Rip Van Winkle
The Husband who couldn't Handle It
Irving's use of literary techniques in Rip Van Winkle brings the story to life as they draw the reader into the plot and allow the reader to begin to fully understand Rip's true nature. This insight into the mind of Rip Van Winkle allows the reader to begin to empathize with Rip's domestic troubles. Only once the reader fully comprehends Rip's mental state can he/she begin to understand the relationship between Rip and Dame Van Winkle.

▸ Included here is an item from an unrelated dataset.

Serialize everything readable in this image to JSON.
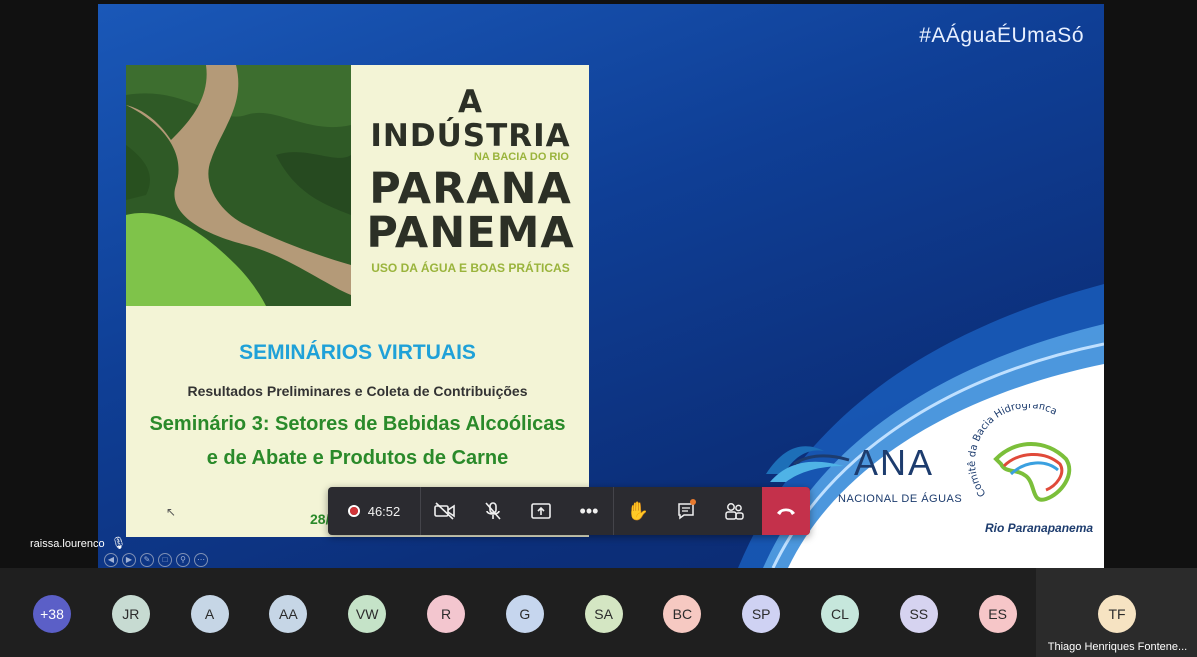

Ultimately it is Rip's unhappiness with his wife that leads him into the woods that one fateful day.
At the beginning of the story Irving spends his time developing the characteristics of the protagonist Rip, because in order for the reader to understand the mystical events that occur in the story we have to become familiar with the identity of the man they are happening to.
Although Rip's physical appearance is described very little, Irving characterizes Rip through his relationship to others and the world around him. While Rip was a "simple, "good-natured man" and "moreover a kind neighbor" it was his "insuperable aversion to all kinds of profitable labor" that ultimately led to his unhappiness. Irving illustrates Rip's lack of perseverance when he uses a simile to describe Rip's apathetic behavior by saying, "he would sit on a wet rock, with a rod as long and heavy as a tartar's lance and fish all day without a murmur, even though he should not be encouraged by a single nibble." This simile further demonstrates just how little Rip seems to care about the typical concept of success that he is content to fish all day with a heavy pole and not catch anything. The reader comes to understand that...